Which brings us to the questionable "addictions" to sex, the Internet, and even food. The problem is that these activities just may not override the brain's volitional system in the same way that nicotine, etc. do. After all, just as a thought experiment, suppose that I enjoy reading books; I may even read them, at times, to cope with life's slings and arrows. In fact, I enjoy reading books so much that if I were prevented from reading them for a day or two, I could deal with it, but if it went on for much longer I would start to miss them, would become mentally restless, and would overall feel less happy. Would I be in "withdrawal" from a book "addiction?"
Similarly, if a materialistic person suffers a major financial hit, is he in withdrawal from a money "addiction," or if a "workaholic" is obliged to reduce his hours, does he suffer from "work withdrawal?" We may jokingly say yes, but we shouldn't really mean it.
To return to my example, what if I felt compelled to read so much that I neglected family and work responsibilities? (Note to wife if reading this post: please do not comment here). And after all, inasmuch as reading is pleasurable for me, it is probably associated with release of endorphins and other neurobiological changes at some level.
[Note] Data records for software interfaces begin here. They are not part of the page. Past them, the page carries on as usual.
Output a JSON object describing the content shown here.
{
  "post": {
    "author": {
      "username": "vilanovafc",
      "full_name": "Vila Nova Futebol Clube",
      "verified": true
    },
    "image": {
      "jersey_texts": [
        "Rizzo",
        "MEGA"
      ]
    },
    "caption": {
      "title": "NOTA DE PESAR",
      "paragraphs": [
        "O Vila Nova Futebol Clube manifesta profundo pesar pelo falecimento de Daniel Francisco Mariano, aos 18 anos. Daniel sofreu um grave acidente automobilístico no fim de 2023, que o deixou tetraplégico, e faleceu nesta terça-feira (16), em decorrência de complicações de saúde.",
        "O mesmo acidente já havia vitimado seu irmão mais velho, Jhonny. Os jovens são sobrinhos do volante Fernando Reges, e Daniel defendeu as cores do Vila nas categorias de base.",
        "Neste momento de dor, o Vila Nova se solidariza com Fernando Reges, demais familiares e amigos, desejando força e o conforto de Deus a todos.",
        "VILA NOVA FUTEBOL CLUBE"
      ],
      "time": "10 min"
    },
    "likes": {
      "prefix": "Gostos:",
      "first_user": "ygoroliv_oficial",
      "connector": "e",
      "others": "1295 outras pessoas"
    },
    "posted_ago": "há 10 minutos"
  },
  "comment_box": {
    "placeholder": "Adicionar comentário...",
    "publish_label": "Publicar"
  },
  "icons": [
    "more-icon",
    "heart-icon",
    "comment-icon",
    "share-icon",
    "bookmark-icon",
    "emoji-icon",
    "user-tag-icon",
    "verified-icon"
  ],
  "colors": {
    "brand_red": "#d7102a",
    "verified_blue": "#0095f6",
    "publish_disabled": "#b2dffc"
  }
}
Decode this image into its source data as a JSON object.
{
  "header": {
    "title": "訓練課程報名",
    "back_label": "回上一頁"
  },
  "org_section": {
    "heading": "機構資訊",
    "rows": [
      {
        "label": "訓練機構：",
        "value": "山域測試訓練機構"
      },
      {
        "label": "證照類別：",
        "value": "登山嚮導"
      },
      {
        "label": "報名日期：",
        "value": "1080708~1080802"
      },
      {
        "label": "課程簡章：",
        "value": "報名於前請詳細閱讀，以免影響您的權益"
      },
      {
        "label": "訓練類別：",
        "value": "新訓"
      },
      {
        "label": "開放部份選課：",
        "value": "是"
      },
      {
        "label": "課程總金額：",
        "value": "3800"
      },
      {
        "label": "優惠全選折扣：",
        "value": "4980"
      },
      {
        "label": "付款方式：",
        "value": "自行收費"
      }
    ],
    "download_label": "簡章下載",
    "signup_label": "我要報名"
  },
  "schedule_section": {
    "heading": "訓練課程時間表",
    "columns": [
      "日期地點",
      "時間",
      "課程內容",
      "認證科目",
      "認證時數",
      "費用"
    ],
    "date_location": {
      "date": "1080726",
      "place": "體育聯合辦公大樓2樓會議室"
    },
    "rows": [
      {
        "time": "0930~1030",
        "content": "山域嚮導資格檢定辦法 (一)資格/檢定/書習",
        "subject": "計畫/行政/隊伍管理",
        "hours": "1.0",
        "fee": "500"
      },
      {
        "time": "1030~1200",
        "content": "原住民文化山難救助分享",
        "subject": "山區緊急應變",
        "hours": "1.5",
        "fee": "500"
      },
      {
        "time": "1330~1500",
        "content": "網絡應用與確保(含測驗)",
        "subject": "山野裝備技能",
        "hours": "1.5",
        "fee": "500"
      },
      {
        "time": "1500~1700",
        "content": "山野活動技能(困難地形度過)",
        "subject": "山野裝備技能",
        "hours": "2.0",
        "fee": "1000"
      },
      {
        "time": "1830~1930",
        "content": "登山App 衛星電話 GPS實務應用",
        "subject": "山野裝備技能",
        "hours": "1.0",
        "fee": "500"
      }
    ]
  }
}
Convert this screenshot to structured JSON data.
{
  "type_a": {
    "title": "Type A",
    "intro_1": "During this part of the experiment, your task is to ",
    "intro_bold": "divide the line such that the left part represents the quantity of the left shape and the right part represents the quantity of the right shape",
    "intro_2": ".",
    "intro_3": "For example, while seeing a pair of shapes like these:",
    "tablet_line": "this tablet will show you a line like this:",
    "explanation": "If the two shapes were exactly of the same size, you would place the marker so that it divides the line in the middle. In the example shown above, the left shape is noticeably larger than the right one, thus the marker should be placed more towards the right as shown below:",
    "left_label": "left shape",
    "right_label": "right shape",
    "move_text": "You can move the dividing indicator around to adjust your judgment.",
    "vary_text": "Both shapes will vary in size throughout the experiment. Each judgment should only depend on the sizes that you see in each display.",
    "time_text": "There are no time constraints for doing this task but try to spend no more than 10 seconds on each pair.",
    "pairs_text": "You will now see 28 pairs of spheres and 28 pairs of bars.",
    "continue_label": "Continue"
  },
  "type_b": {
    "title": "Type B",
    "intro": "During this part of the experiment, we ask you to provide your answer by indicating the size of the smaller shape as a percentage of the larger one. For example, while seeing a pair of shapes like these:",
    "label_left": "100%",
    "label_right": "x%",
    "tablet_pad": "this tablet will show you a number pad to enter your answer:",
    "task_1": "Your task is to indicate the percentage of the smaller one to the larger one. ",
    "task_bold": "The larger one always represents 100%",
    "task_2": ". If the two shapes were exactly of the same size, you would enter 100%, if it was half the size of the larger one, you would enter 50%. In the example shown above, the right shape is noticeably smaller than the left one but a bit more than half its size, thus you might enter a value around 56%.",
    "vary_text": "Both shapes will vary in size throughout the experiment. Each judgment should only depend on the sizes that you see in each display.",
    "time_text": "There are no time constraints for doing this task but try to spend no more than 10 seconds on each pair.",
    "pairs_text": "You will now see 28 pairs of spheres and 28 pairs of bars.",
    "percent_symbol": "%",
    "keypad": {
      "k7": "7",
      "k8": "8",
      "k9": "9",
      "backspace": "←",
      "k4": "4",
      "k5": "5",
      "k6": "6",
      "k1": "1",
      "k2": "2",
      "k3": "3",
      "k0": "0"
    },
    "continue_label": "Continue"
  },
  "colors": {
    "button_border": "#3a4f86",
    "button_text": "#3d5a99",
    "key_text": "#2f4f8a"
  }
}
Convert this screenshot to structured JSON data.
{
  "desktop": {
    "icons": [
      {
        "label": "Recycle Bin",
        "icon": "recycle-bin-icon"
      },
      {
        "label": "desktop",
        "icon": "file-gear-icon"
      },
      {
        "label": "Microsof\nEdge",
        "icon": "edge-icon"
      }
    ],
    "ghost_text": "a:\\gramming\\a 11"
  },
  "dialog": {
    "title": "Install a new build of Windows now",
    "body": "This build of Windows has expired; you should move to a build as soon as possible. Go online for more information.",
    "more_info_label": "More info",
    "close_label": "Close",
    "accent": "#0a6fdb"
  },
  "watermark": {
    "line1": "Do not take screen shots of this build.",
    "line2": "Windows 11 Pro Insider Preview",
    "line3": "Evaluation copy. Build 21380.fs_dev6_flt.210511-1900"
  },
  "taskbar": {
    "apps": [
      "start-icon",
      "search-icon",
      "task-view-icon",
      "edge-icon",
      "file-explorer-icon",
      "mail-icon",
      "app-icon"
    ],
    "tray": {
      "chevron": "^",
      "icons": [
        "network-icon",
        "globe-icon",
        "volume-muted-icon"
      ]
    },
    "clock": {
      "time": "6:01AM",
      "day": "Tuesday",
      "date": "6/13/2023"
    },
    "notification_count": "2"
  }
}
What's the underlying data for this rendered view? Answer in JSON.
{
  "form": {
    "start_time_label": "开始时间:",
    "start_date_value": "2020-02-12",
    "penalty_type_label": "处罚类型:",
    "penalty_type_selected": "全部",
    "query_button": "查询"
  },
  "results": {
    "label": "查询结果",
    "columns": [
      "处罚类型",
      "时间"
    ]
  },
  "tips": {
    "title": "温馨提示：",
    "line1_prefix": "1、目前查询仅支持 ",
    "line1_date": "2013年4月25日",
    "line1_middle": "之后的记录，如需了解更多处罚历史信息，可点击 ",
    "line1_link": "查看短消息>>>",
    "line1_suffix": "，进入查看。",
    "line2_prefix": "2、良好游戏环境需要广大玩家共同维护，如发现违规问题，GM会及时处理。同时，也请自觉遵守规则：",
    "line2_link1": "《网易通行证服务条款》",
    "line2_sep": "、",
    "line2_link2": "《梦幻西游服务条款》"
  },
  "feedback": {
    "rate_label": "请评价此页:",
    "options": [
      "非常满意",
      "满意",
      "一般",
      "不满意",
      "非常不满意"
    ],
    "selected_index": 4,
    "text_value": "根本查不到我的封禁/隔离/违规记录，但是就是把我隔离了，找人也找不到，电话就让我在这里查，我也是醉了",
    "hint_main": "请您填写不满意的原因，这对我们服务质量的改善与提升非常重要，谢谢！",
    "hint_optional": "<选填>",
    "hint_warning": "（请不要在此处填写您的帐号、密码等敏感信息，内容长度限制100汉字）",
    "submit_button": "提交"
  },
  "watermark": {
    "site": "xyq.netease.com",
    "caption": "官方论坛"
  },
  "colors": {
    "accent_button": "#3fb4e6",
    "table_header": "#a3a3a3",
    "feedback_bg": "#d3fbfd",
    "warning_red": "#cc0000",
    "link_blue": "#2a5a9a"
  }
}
The problem is that these changes are not above and beyond the evolutionary normal pathways that dictate our values and how we choose to attend to them. I would be overindulging in reading not because of an addiction, but because I was repeatedly choosing to do so (as emotional distraction or whatever).
There may be interesting gray areas. One might think sex would be one--after all, sex is arguably, in a purely biological sense if nothing else, one of the most focused, intense, and "rewarding" experiences we are naturally equipped to have. But the operative word here is "naturally," as nothing is evolutionarily normal if not sex. For eons societies have expected individuals to govern their sexual impulses without appeal to anything like a sex addiction clinic.
A true gray area could conceivably be video games and other virtual experiences. As these grow in intensity and engagement, perhaps they could stimulate the brain's reward systems in a way that may be beyond the evolutionary pale, such that cyberdetox would be necessary. Ars Psychiatrica does make for compelling reading, I know, but generally speaking the Internet doesn't appear yet to have reached that point.
None of this is to say that overindulgences in food, sex, or the Internet aren't problems; they certainly can be. But the issue, which may well be amenable to psychotherapy or other means of amelioration, is the individual's basic system of emotional self-regulation, not an "addiction."